Japan, China PMs meet in Milan despite shrine visit
Japanese Prime Minister Shinzo Abe shook hands with Chinese Premier Li Keqiang in Milan on Friday, reports said, despite a mass visit by Japanese lawmakers to a controversial war shrine in Tokyo.
Tokyo: Japanese Prime Minister Shinzo Abe shook hands with Chinese Premier Li Keqiang in Milan on Friday, reports said, despite a mass visit by Japanese lawmakers to a controversial war shrine in Tokyo.
The brief greeting and exchange of pleasantries, reported by Japanese press citing an official travelling with Abe, was the first time the two men have met, and comes as Japan continues to press for a summit with President Xi Jinping next month.
It is the latest sign of a gathering thaw in relations that have been in deep freeze for two years, since Tokyo and Beijing fell out over the ownership of disputed islands and their differing interpretations of history.
The meeting took place despite anger in Beijing over an offering made in Abe`s name at Yasukuni Shrine, a spot reviled by China and South Korea as a symbol of Japan`s militarist past, and as a cross party group of 110 parliamentarians paid homage there.
The visit was made to mark the start of the shrine`s four-day autumn festival. Abe, who sent a votive tree with his name and title prominently displayed, is thought unlikely to go even after he returns home Saturday from an Asia-Europe summit in Italy.
His visit in December last year infuriated Beijing and Seoul, who say the inclusion of senior war criminals among those honoured by the shrine makes it an insult to the grievous injuries Tokyo inflicted up to and during World War II.
China reacted with renewed anger on Friday.
"China is gravely concerned and firmly opposes the negative activities in Japan surrounding the Yasukuni Shrine," foreign ministry spokesman Hong Lei said in a statement.
"China would like to reiterate that Sino-Japan relations can only realise healthy and stable development when Japan seriously faces up to and repents of its aggressive past and disassociates itself with militarism," he added.
South Korea called the move "deplorable" and said it showed Japan was "ignoring voices of concern...in the international community".
Taiwan, a Japanese colony until 1945, also offered a rebuke, saying visits hurt "people`s feelings in neighbouring countries".
The 145-year-old Shinto shrine is the supposed repository of the souls of some 2.5 million citizens and soldiers who died in World War II and other conflicts.
They include senior figures in the WWII administration, such as General Hideki Tojo, who ordered the attack on Pearl Harbor.
Japanese nationalist politicians who go to the shrine feign innocence and claim there is nothing wrong with honouring war dead.
Hidehisa Otsuji, who led the group of lawmakers Friday, said it was only "natural" that they visit the shrine to offer gratitude to the people who sacrificed their lives for the nation.

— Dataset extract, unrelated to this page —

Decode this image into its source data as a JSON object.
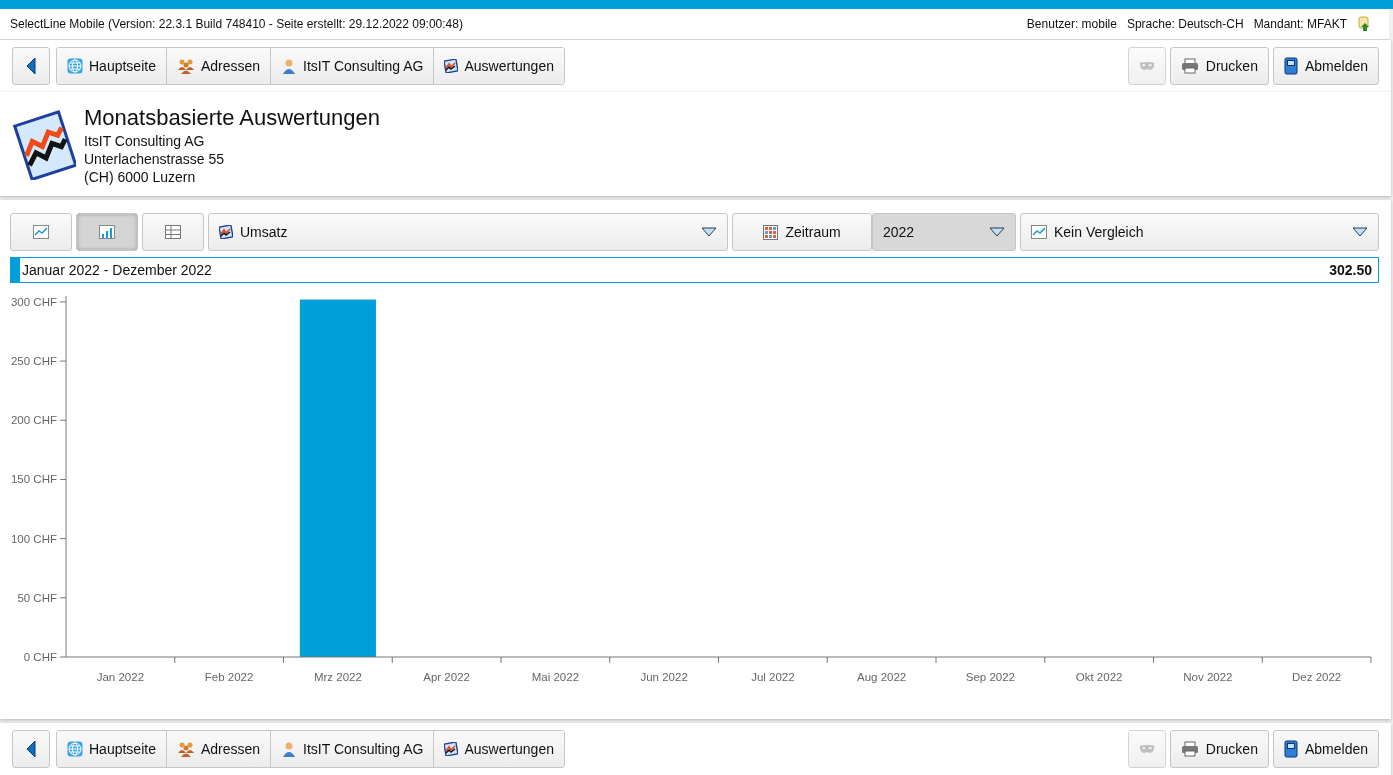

"People in any country pay homage to those who died for the sake of their countries," he told reporters at the shrine.
The group went to Yasukuni during its spring and autumn festivals as well as on the August 15 anniversary of Japan`s surrender in World War II.
Every visit provokes a predictable reaction from neighbouring countries, although this is somewhat muted if senior administration figures stay away.
No ministers in Abe`s current government were seen at the shrine Friday, although health, labour and welfare minister Yasuhisa Shiozaki sent a tree offering, like Abe.
Japan`s top government spokesman Yoshihide Suga declined to comment on the prime minister`s offering, saying it was done in his capacity as "a private citizen".
Suga also said Abe and his cabinet would make their decisions on visiting the shrine independent of any other considerations, and insisted the ministerial no-show was not linked to to an upcoming international meeting in Beijing.
The prime minister is pushing for a summit with President Xi on the sidelines of APEC next month. The two have not met during their time in power.
He stayed away from Yasukuni this year, although he made offerings for the spring festival and on the war anniversary on August 15.
His visit in December 2013 drew not only anger from neighbours, but a diplomatic ticking off from the United States, a key ally, which said it was "disappointed" by the decision.